**THE TASK**
Copy all lines in the data that contain the string "mpfr".

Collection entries

BEGIN

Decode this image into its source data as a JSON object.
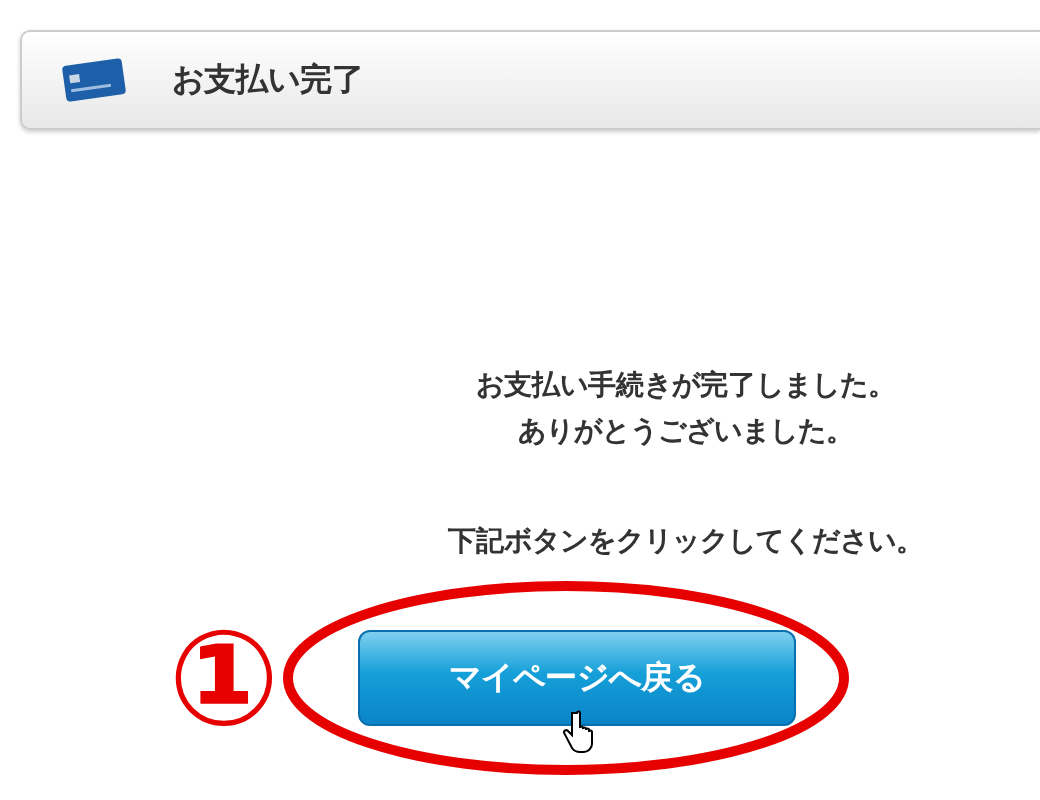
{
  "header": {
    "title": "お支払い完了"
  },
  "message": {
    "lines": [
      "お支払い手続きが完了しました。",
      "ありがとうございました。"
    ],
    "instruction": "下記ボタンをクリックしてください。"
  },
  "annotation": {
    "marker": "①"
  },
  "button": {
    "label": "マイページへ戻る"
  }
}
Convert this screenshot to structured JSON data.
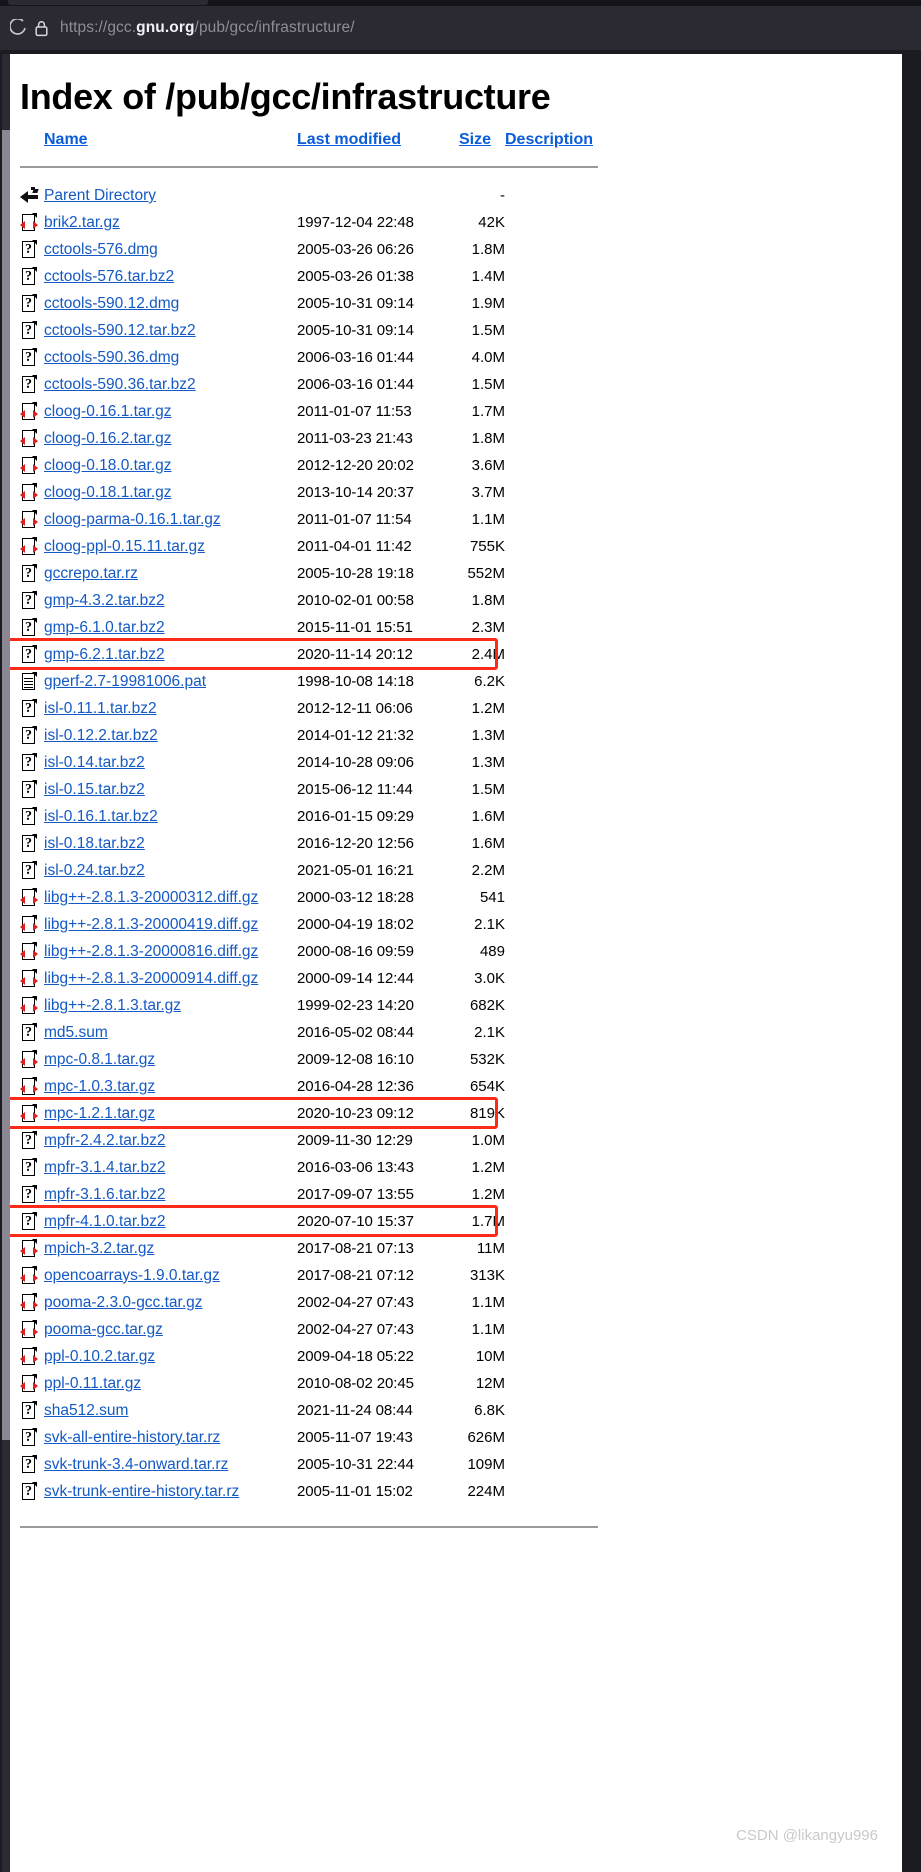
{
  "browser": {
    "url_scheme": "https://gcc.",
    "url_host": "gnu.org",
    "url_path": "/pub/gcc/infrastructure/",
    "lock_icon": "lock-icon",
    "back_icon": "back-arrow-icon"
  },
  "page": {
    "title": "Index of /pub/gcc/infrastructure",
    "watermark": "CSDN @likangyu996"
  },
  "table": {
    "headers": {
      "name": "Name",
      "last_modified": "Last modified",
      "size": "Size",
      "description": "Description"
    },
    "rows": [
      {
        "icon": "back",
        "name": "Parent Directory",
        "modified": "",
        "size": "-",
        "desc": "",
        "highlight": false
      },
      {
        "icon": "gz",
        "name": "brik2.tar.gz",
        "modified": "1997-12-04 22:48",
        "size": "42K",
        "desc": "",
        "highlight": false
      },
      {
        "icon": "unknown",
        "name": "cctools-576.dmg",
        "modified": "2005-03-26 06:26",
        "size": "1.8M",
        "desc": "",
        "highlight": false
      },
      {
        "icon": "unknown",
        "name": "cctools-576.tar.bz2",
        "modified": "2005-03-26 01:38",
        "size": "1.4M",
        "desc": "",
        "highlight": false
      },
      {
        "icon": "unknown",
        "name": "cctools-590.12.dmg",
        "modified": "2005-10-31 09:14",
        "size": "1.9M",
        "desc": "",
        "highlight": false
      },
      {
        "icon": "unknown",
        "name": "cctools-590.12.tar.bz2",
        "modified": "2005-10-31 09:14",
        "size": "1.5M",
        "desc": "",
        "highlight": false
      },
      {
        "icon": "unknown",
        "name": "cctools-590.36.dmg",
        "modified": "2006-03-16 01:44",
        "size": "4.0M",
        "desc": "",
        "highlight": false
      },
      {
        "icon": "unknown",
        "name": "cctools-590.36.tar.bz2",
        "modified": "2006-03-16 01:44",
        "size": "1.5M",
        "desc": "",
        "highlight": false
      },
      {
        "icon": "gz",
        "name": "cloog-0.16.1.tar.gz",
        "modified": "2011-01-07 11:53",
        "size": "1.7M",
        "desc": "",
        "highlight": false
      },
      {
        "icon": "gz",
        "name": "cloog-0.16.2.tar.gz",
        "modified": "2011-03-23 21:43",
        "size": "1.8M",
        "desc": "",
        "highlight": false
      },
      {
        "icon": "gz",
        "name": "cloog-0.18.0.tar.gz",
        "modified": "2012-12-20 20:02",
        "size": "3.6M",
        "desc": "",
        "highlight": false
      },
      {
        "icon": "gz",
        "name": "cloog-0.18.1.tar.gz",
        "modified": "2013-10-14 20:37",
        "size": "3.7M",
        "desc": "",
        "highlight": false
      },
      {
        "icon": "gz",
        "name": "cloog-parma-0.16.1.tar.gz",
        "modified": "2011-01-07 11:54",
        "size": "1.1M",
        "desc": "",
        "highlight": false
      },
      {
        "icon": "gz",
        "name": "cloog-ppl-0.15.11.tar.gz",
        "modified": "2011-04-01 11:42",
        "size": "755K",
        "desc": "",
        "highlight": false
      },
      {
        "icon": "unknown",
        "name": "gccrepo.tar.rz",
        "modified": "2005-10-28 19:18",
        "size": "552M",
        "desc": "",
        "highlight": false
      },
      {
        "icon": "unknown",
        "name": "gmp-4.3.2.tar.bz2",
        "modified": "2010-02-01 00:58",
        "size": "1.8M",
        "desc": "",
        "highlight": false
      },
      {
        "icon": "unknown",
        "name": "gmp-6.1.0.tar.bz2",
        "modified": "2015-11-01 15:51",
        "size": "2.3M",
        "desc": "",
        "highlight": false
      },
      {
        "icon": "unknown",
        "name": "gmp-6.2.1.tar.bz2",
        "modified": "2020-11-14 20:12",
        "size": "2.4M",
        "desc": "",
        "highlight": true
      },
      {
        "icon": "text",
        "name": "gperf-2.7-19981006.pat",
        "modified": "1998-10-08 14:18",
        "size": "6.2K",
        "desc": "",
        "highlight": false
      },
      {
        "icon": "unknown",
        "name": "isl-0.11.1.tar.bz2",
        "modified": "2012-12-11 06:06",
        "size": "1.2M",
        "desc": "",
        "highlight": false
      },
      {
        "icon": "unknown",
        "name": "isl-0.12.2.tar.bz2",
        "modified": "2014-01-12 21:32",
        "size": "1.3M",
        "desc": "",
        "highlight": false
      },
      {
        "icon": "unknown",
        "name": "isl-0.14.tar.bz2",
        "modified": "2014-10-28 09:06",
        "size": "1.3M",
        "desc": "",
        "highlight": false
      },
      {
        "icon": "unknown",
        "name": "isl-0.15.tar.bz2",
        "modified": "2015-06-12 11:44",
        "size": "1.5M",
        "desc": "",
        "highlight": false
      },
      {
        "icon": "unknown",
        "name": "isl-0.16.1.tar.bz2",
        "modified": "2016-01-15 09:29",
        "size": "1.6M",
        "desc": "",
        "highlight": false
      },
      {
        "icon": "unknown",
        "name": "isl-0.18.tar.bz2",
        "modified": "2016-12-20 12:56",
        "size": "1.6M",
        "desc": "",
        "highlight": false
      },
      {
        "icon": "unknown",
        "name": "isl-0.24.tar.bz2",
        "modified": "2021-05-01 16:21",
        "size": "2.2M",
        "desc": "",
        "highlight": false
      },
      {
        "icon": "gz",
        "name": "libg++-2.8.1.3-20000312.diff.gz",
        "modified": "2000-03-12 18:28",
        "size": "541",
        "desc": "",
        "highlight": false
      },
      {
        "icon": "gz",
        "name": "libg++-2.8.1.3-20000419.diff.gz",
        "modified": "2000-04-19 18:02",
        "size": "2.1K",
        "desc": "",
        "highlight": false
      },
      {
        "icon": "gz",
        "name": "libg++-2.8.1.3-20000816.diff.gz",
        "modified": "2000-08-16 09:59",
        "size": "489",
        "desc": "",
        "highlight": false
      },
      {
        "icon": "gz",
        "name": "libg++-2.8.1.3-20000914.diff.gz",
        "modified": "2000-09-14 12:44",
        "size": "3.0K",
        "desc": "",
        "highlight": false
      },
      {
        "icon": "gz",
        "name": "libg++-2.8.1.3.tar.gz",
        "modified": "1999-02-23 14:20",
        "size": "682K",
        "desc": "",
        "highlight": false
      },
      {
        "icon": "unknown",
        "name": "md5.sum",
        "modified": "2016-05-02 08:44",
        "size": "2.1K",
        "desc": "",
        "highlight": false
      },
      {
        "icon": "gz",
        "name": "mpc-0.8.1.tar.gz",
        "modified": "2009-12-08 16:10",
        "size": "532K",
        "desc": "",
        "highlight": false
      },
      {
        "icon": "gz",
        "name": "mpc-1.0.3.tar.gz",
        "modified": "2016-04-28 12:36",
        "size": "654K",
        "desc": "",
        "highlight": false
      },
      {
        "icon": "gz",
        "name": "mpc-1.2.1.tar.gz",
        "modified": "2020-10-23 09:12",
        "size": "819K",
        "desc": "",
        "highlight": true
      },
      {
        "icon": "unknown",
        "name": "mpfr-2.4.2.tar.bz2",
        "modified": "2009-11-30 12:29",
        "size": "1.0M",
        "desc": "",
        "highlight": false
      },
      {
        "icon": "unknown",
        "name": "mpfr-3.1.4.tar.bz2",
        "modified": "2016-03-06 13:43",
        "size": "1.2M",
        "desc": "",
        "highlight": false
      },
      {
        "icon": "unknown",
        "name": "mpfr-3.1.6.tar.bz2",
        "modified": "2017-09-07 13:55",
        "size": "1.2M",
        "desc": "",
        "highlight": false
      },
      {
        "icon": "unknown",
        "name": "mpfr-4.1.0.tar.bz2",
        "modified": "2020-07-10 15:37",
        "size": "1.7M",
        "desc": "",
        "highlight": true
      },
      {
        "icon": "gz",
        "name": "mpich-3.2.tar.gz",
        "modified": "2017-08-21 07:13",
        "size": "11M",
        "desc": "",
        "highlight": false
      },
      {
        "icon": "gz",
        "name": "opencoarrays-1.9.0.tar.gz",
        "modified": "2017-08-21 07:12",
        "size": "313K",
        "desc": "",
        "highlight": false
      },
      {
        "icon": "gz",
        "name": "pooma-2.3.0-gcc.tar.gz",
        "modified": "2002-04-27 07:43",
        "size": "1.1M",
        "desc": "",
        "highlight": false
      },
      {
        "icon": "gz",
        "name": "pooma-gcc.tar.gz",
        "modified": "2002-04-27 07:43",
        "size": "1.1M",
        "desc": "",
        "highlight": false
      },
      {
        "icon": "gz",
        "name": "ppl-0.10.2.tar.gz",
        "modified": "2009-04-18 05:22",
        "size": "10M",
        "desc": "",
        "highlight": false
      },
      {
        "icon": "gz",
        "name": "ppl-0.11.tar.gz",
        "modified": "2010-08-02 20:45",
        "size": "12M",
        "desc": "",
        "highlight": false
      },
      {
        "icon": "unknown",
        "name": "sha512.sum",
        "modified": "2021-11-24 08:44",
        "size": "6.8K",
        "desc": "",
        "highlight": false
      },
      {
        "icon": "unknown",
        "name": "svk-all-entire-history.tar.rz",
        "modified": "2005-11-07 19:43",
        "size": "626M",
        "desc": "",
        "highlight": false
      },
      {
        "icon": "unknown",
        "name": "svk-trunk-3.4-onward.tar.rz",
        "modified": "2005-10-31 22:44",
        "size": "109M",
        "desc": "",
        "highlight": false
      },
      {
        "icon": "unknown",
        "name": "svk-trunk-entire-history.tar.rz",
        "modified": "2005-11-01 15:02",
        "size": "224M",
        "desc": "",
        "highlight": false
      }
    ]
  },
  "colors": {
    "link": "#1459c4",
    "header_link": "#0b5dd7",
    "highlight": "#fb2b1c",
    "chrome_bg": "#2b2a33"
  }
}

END

**EXERCISE RESPONSE**
        "name": "mpfr-2.4.2.tar.bz2",
        "name": "mpfr-3.1.4.tar.bz2",
        "name": "mpfr-3.1.6.tar.bz2",
        "name": "mpfr-4.1.0.tar.bz2",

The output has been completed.